PROBLEM STATEMENT: When you reproduce the data, keep every word exactly as it stands and leave the pictures out.

AVAILABLE DATA:
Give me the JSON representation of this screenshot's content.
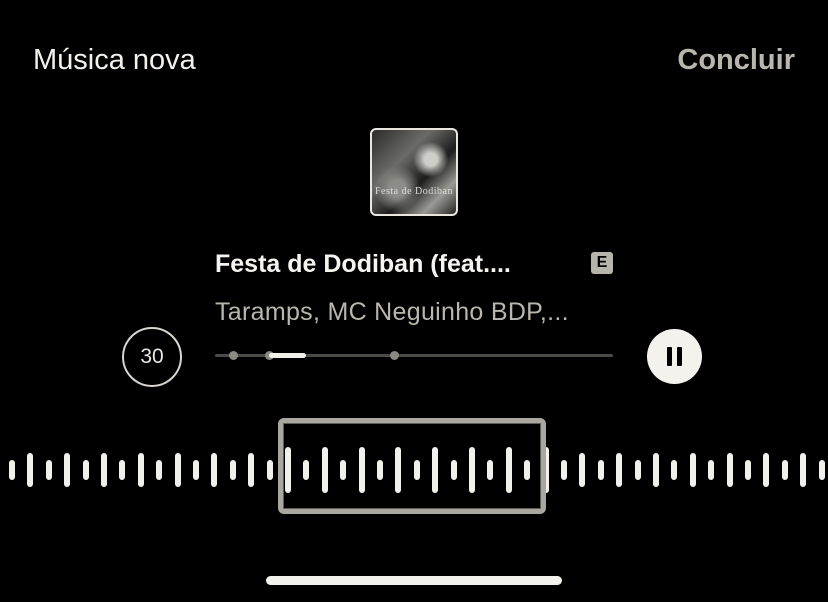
{
  "header": {
    "title": "Música nova",
    "done_label": "Concluir"
  },
  "track": {
    "artwork_text": "Festa de Dodiban",
    "title": "Festa de Dodiban (feat....",
    "explicit_label": "E",
    "artists": "Taramps, MC Neguinho BDP,..."
  },
  "player": {
    "duration_label": "30"
  },
  "colors": {
    "background": "#000000",
    "text_primary": "#f4f2ec",
    "text_secondary": "#b9b6ad",
    "selection_border": "#a9a79f"
  },
  "icons": {
    "pause": "pause-icon"
  }
}
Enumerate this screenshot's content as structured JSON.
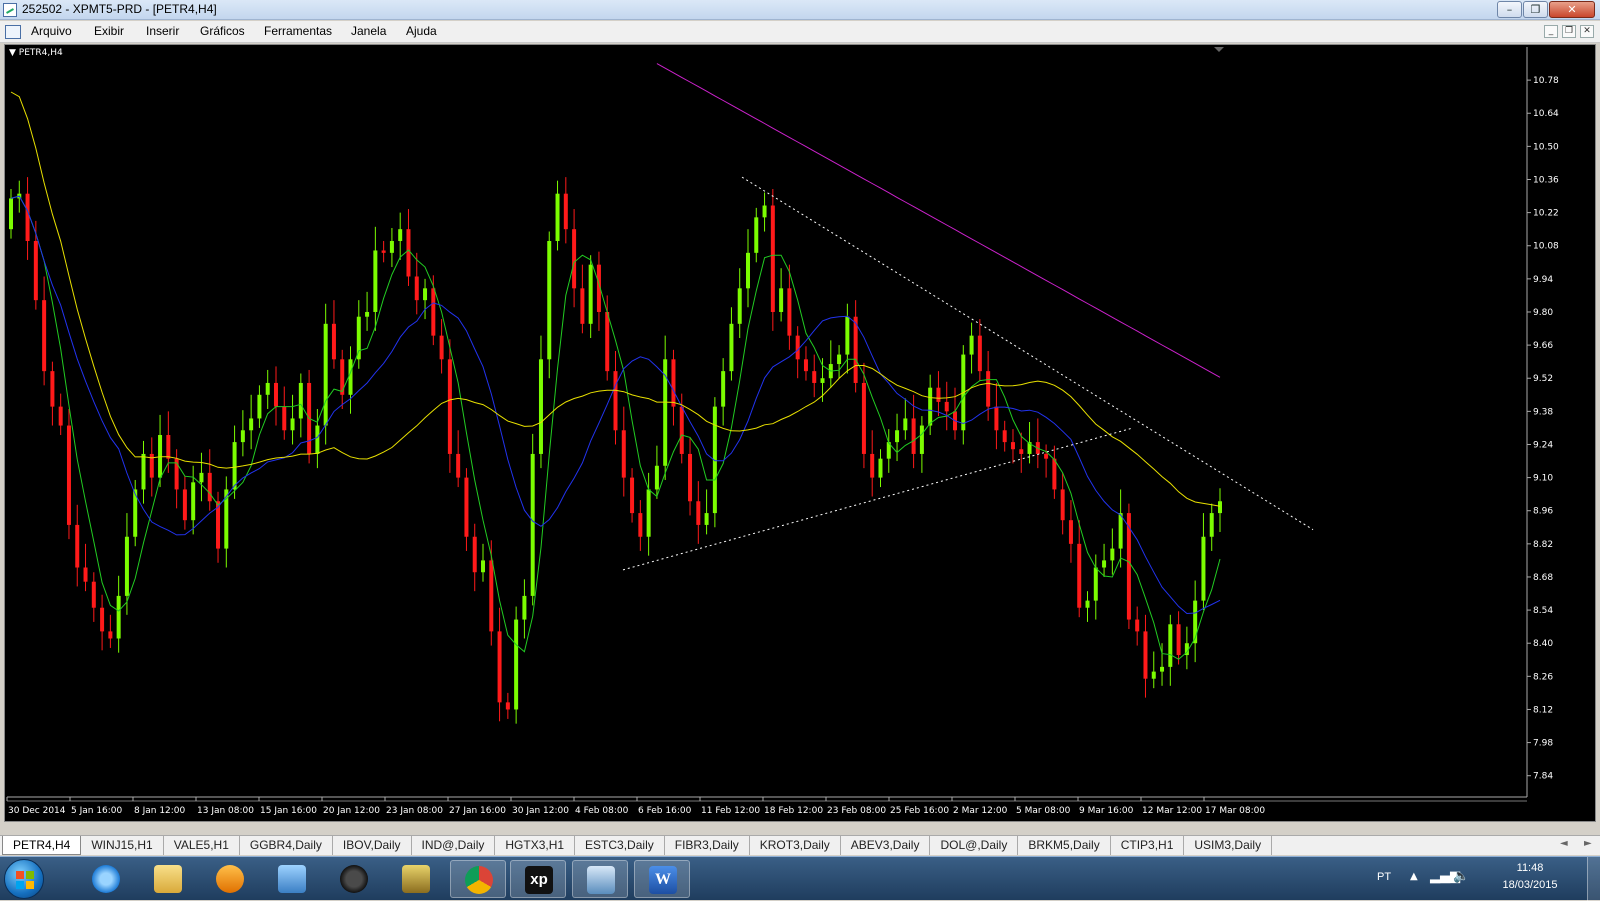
{
  "window": {
    "title": "252502 - XPMT5-PRD - [PETR4,H4]",
    "minimize": "–",
    "maximize": "❐",
    "close": "✕"
  },
  "menu": [
    "Arquivo",
    "Exibir",
    "Inserir",
    "Gráficos",
    "Ferramentas",
    "Janela",
    "Ajuda"
  ],
  "mdi_buttons": [
    "_",
    "❐",
    "✕"
  ],
  "chart": {
    "label": "▼ PETR4,H4",
    "colors": {
      "background": "#000000",
      "bull": "#7cfc00",
      "bear": "#ff1a1a",
      "ma_fast": "#22cc22",
      "ma_mid": "#2233ee",
      "ma_slow": "#e8e000",
      "ma_long": "#cc22cc",
      "trendline": "#ffffff"
    }
  },
  "tabs": [
    "PETR4,H4",
    "WINJ15,H1",
    "VALE5,H1",
    "GGBR4,Daily",
    "IBOV,Daily",
    "IND@,Daily",
    "HGTX3,H1",
    "ESTC3,Daily",
    "FIBR3,Daily",
    "KROT3,Daily",
    "ABEV3,Daily",
    "DOL@,Daily",
    "BRKM5,Daily",
    "CTIP3,H1",
    "USIM3,Daily"
  ],
  "tab_nav": [
    "◄",
    "►"
  ],
  "taskbar": {
    "apps": [
      "internet-explorer",
      "windows-explorer",
      "media-player",
      "network-tool",
      "hp",
      "archive",
      "chrome",
      "xp",
      "metatrader",
      "word"
    ],
    "xp_label": "xp",
    "word_label": "W",
    "lang": "PT",
    "time": "11:48",
    "date": "18/03/2015"
  },
  "chart_data": {
    "type": "candlestick",
    "symbol": "PETR4",
    "timeframe": "H4",
    "y_ticks": [
      10.78,
      10.64,
      10.5,
      10.36,
      10.22,
      10.08,
      9.94,
      9.8,
      9.66,
      9.52,
      9.38,
      9.24,
      9.1,
      8.96,
      8.82,
      8.68,
      8.54,
      8.4,
      8.26,
      8.12,
      7.98,
      7.84
    ],
    "ylim": [
      7.75,
      10.92
    ],
    "x_tick_labels": [
      "30 Dec 2014",
      "5 Jan 16:00",
      "8 Jan 12:00",
      "13 Jan 08:00",
      "15 Jan 16:00",
      "20 Jan 12:00",
      "23 Jan 08:00",
      "27 Jan 16:00",
      "30 Jan 12:00",
      "4 Feb 08:00",
      "6 Feb 16:00",
      "11 Feb 12:00",
      "18 Feb 12:00",
      "23 Feb 08:00",
      "25 Feb 16:00",
      "2 Mar 12:00",
      "5 Mar 08:00",
      "9 Mar 16:00",
      "12 Mar 12:00",
      "17 Mar 08:00"
    ],
    "closes": [
      10.28,
      10.3,
      10.1,
      9.85,
      9.55,
      9.4,
      9.32,
      8.9,
      8.72,
      8.66,
      8.55,
      8.45,
      8.42,
      8.6,
      8.85,
      9.05,
      9.2,
      9.1,
      9.28,
      9.18,
      9.05,
      8.92,
      9.08,
      9.12,
      9.0,
      8.8,
      9.05,
      9.25,
      9.3,
      9.35,
      9.45,
      9.5,
      9.4,
      9.3,
      9.35,
      9.5,
      9.2,
      9.32,
      9.75,
      9.6,
      9.45,
      9.6,
      9.78,
      9.8,
      10.06,
      10.05,
      10.1,
      10.15,
      9.95,
      9.85,
      9.9,
      9.7,
      9.6,
      9.2,
      9.1,
      8.85,
      8.7,
      8.75,
      8.45,
      8.15,
      8.12,
      8.5,
      8.6,
      9.2,
      9.6,
      10.1,
      10.3,
      10.15,
      9.9,
      9.75,
      10.0,
      9.8,
      9.55,
      9.3,
      9.1,
      8.95,
      8.85,
      9.05,
      9.15,
      9.6,
      9.4,
      9.2,
      9.0,
      8.9,
      8.95,
      9.4,
      9.55,
      9.75,
      9.9,
      10.05,
      10.2,
      10.25,
      9.8,
      9.9,
      9.7,
      9.6,
      9.55,
      9.5,
      9.52,
      9.58,
      9.62,
      9.78,
      9.5,
      9.2,
      9.1,
      9.18,
      9.25,
      9.3,
      9.35,
      9.2,
      9.32,
      9.48,
      9.42,
      9.38,
      9.3,
      9.62,
      9.7,
      9.55,
      9.4,
      9.3,
      9.25,
      9.22,
      9.2,
      9.25,
      9.2,
      9.18,
      9.05,
      8.92,
      8.82,
      8.55,
      8.58,
      8.72,
      8.75,
      8.8,
      8.95,
      8.5,
      8.45,
      8.25,
      8.28,
      8.3,
      8.48,
      8.35,
      8.4,
      8.58,
      8.85,
      8.95,
      9.0
    ]
  }
}
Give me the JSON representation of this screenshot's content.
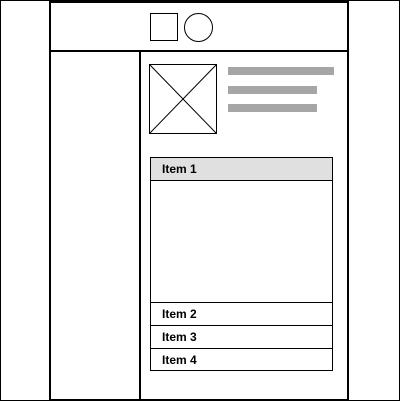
{
  "header": {
    "icons": [
      "square-icon",
      "circle-icon"
    ]
  },
  "content": {
    "image_icon": "image-placeholder-icon",
    "text_placeholder_lines": 3
  },
  "accordion": {
    "items": [
      {
        "label": "Item 1",
        "expanded": true
      },
      {
        "label": "Item 2",
        "expanded": false
      },
      {
        "label": "Item 3",
        "expanded": false
      },
      {
        "label": "Item 4",
        "expanded": false
      }
    ]
  },
  "colors": {
    "line": "#000000",
    "placeholder_text": "#a6a6a6",
    "active_item_bg": "#e0e0e0",
    "background": "#ffffff"
  }
}
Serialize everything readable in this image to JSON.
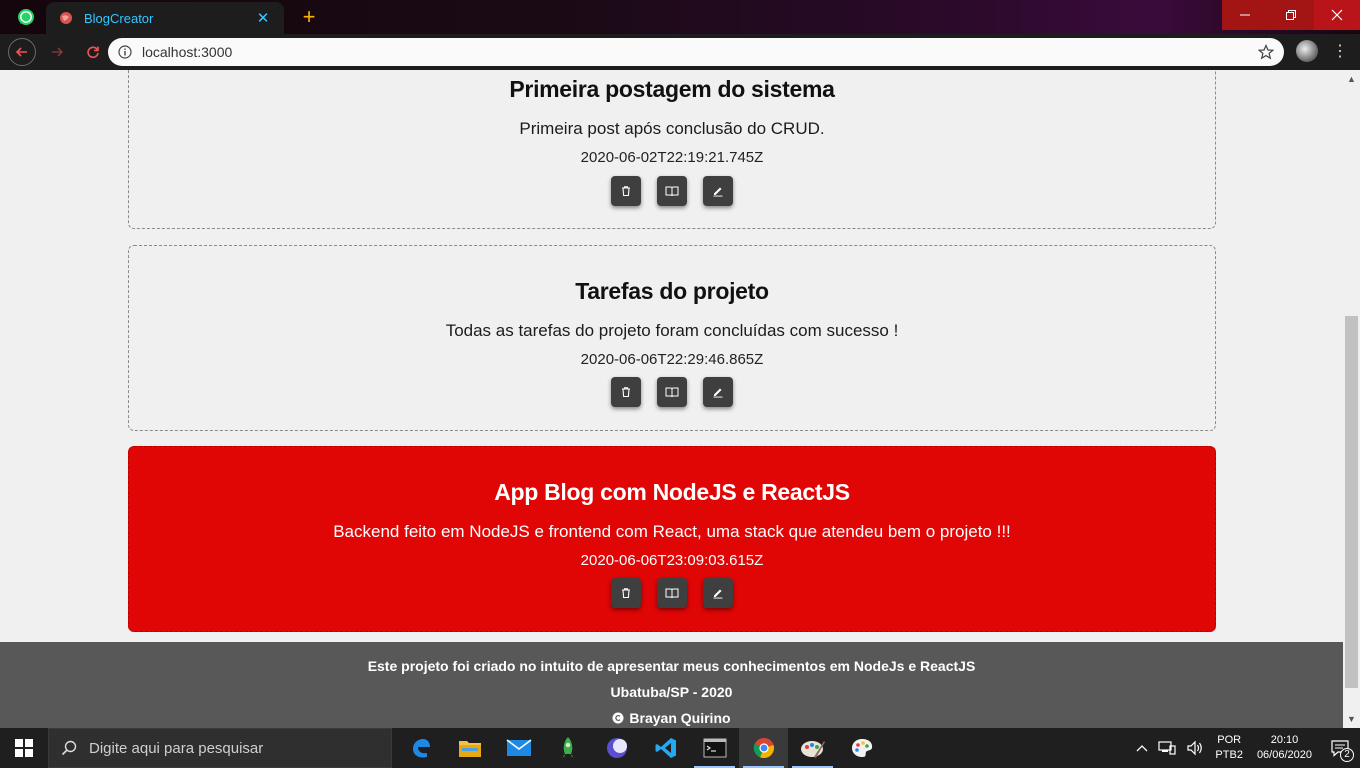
{
  "browser": {
    "tab_title": "BlogCreator",
    "tab_close": "✕",
    "new_tab": "+",
    "url": "localhost:3000"
  },
  "posts": [
    {
      "title": "Primeira postagem do sistema",
      "description": "Primeira post após conclusão do CRUD.",
      "date": "2020-06-02T22:19:21.745Z",
      "highlighted": false
    },
    {
      "title": "Tarefas do projeto",
      "description": "Todas as tarefas do projeto foram concluídas com sucesso !",
      "date": "2020-06-06T22:29:46.865Z",
      "highlighted": false
    },
    {
      "title": "App Blog com NodeJS e ReactJS",
      "description": "Backend feito em NodeJS e frontend com React, uma stack que atendeu bem o projeto !!!",
      "date": "2020-06-06T23:09:03.615Z",
      "highlighted": true
    }
  ],
  "footer": {
    "line1": "Este projeto foi criado no intuito de apresentar meus conhecimentos em NodeJs e ReactJS",
    "line2": "Ubatuba/SP - 2020",
    "line3": "Brayan Quirino"
  },
  "taskbar": {
    "search_placeholder": "Digite aqui para pesquisar",
    "lang_top": "POR",
    "lang_bottom": "PTB2",
    "time": "20:10",
    "date": "06/06/2020",
    "notifications": "2"
  },
  "colors": {
    "highlight": "#e00606",
    "footer": "#585858",
    "action_button": "#3f3f3f"
  }
}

RESPONSE AREA:
Give me the JSON representation of this screenshot's content.
{
  "header": {
    "title": "Música nova",
    "done_label": "Concluir"
  },
  "track": {
    "artwork_text": "Festa de Dodiban",
    "title": "Festa de Dodiban (feat....",
    "explicit_label": "E",
    "artists": "Taramps, MC Neguinho BDP,..."
  },
  "player": {
    "duration_label": "30"
  },
  "colors": {
    "background": "#000000",
    "text_primary": "#f4f2ec",
    "text_secondary": "#b9b6ad",
    "selection_border": "#a9a79f"
  },
  "icons": {
    "pause": "pause-icon"
  }
}
Enumerate this screenshot's content as structured JSON.
{
  "window": {
    "title": "252502 - XPMT5-PRD - [PETR4,H4]",
    "minimize": "–",
    "maximize": "❐",
    "close": "✕"
  },
  "menu": [
    "Arquivo",
    "Exibir",
    "Inserir",
    "Gráficos",
    "Ferramentas",
    "Janela",
    "Ajuda"
  ],
  "mdi_buttons": [
    "_",
    "❐",
    "✕"
  ],
  "chart": {
    "label": "▼ PETR4,H4",
    "colors": {
      "background": "#000000",
      "bull": "#7cfc00",
      "bear": "#ff1a1a",
      "ma_fast": "#22cc22",
      "ma_mid": "#2233ee",
      "ma_slow": "#e8e000",
      "ma_long": "#cc22cc",
      "trendline": "#ffffff"
    }
  },
  "tabs": [
    "PETR4,H4",
    "WINJ15,H1",
    "VALE5,H1",
    "GGBR4,Daily",
    "IBOV,Daily",
    "IND@,Daily",
    "HGTX3,H1",
    "ESTC3,Daily",
    "FIBR3,Daily",
    "KROT3,Daily",
    "ABEV3,Daily",
    "DOL@,Daily",
    "BRKM5,Daily",
    "CTIP3,H1",
    "USIM3,Daily"
  ],
  "tab_nav": [
    "◄",
    "►"
  ],
  "taskbar": {
    "apps": [
      "internet-explorer",
      "windows-explorer",
      "media-player",
      "network-tool",
      "hp",
      "archive",
      "chrome",
      "xp",
      "metatrader",
      "word"
    ],
    "xp_label": "xp",
    "word_label": "W",
    "lang": "PT",
    "time": "11:48",
    "date": "18/03/2015"
  },
  "chart_data": {
    "type": "candlestick",
    "symbol": "PETR4",
    "timeframe": "H4",
    "y_ticks": [
      10.78,
      10.64,
      10.5,
      10.36,
      10.22,
      10.08,
      9.94,
      9.8,
      9.66,
      9.52,
      9.38,
      9.24,
      9.1,
      8.96,
      8.82,
      8.68,
      8.54,
      8.4,
      8.26,
      8.12,
      7.98,
      7.84
    ],
    "ylim": [
      7.75,
      10.92
    ],
    "x_tick_labels": [
      "30 Dec 2014",
      "5 Jan 16:00",
      "8 Jan 12:00",
      "13 Jan 08:00",
      "15 Jan 16:00",
      "20 Jan 12:00",
      "23 Jan 08:00",
      "27 Jan 16:00",
      "30 Jan 12:00",
      "4 Feb 08:00",
      "6 Feb 16:00",
      "11 Feb 12:00",
      "18 Feb 12:00",
      "23 Feb 08:00",
      "25 Feb 16:00",
      "2 Mar 12:00",
      "5 Mar 08:00",
      "9 Mar 16:00",
      "12 Mar 12:00",
      "17 Mar 08:00"
    ],
    "closes": [
      10.28,
      10.3,
      10.1,
      9.85,
      9.55,
      9.4,
      9.32,
      8.9,
      8.72,
      8.66,
      8.55,
      8.45,
      8.42,
      8.6,
      8.85,
      9.05,
      9.2,
      9.1,
      9.28,
      9.18,
      9.05,
      8.92,
      9.08,
      9.12,
      9.0,
      8.8,
      9.05,
      9.25,
      9.3,
      9.35,
      9.45,
      9.5,
      9.4,
      9.3,
      9.35,
      9.5,
      9.2,
      9.32,
      9.75,
      9.6,
      9.45,
      9.6,
      9.78,
      9.8,
      10.06,
      10.05,
      10.1,
      10.15,
      9.95,
      9.85,
      9.9,
      9.7,
      9.6,
      9.2,
      9.1,
      8.85,
      8.7,
      8.75,
      8.45,
      8.15,
      8.12,
      8.5,
      8.6,
      9.2,
      9.6,
      10.1,
      10.3,
      10.15,
      9.9,
      9.75,
      10.0,
      9.8,
      9.55,
      9.3,
      9.1,
      8.95,
      8.85,
      9.05,
      9.15,
      9.6,
      9.4,
      9.2,
      9.0,
      8.9,
      8.95,
      9.4,
      9.55,
      9.75,
      9.9,
      10.05,
      10.2,
      10.25,
      9.8,
      9.9,
      9.7,
      9.6,
      9.55,
      9.5,
      9.52,
      9.58,
      9.62,
      9.78,
      9.5,
      9.2,
      9.1,
      9.18,
      9.25,
      9.3,
      9.35,
      9.2,
      9.32,
      9.48,
      9.42,
      9.38,
      9.3,
      9.62,
      9.7,
      9.55,
      9.4,
      9.3,
      9.25,
      9.22,
      9.2,
      9.25,
      9.2,
      9.18,
      9.05,
      8.92,
      8.82,
      8.55,
      8.58,
      8.72,
      8.75,
      8.8,
      8.95,
      8.5,
      8.45,
      8.25,
      8.28,
      8.3,
      8.48,
      8.35,
      8.4,
      8.58,
      8.85,
      8.95,
      9.0
    ]
  }
}
Give me the JSON representation of this screenshot's content.
{
  "header": {
    "icons": [
      "square-icon",
      "circle-icon"
    ]
  },
  "content": {
    "image_icon": "image-placeholder-icon",
    "text_placeholder_lines": 3
  },
  "accordion": {
    "items": [
      {
        "label": "Item 1",
        "expanded": true
      },
      {
        "label": "Item 2",
        "expanded": false
      },
      {
        "label": "Item 3",
        "expanded": false
      },
      {
        "label": "Item 4",
        "expanded": false
      }
    ]
  },
  "colors": {
    "line": "#000000",
    "placeholder_text": "#a6a6a6",
    "active_item_bg": "#e0e0e0",
    "background": "#ffffff"
  }
}
Serialize everything readable in this image to JSON.
{
  "browser": {
    "tab_title": "BlogCreator",
    "tab_close": "✕",
    "new_tab": "+",
    "url": "localhost:3000"
  },
  "posts": [
    {
      "title": "Primeira postagem do sistema",
      "description": "Primeira post após conclusão do CRUD.",
      "date": "2020-06-02T22:19:21.745Z",
      "highlighted": false
    },
    {
      "title": "Tarefas do projeto",
      "description": "Todas as tarefas do projeto foram concluídas com sucesso !",
      "date": "2020-06-06T22:29:46.865Z",
      "highlighted": false
    },
    {
      "title": "App Blog com NodeJS e ReactJS",
      "description": "Backend feito em NodeJS e frontend com React, uma stack que atendeu bem o projeto !!!",
      "date": "2020-06-06T23:09:03.615Z",
      "highlighted": true
    }
  ],
  "footer": {
    "line1": "Este projeto foi criado no intuito de apresentar meus conhecimentos em NodeJs e ReactJS",
    "line2": "Ubatuba/SP - 2020",
    "line3": "Brayan Quirino"
  },
  "taskbar": {
    "search_placeholder": "Digite aqui para pesquisar",
    "lang_top": "POR",
    "lang_bottom": "PTB2",
    "time": "20:10",
    "date": "06/06/2020",
    "notifications": "2"
  },
  "colors": {
    "highlight": "#e00606",
    "footer": "#585858",
    "action_button": "#3f3f3f"
  }
}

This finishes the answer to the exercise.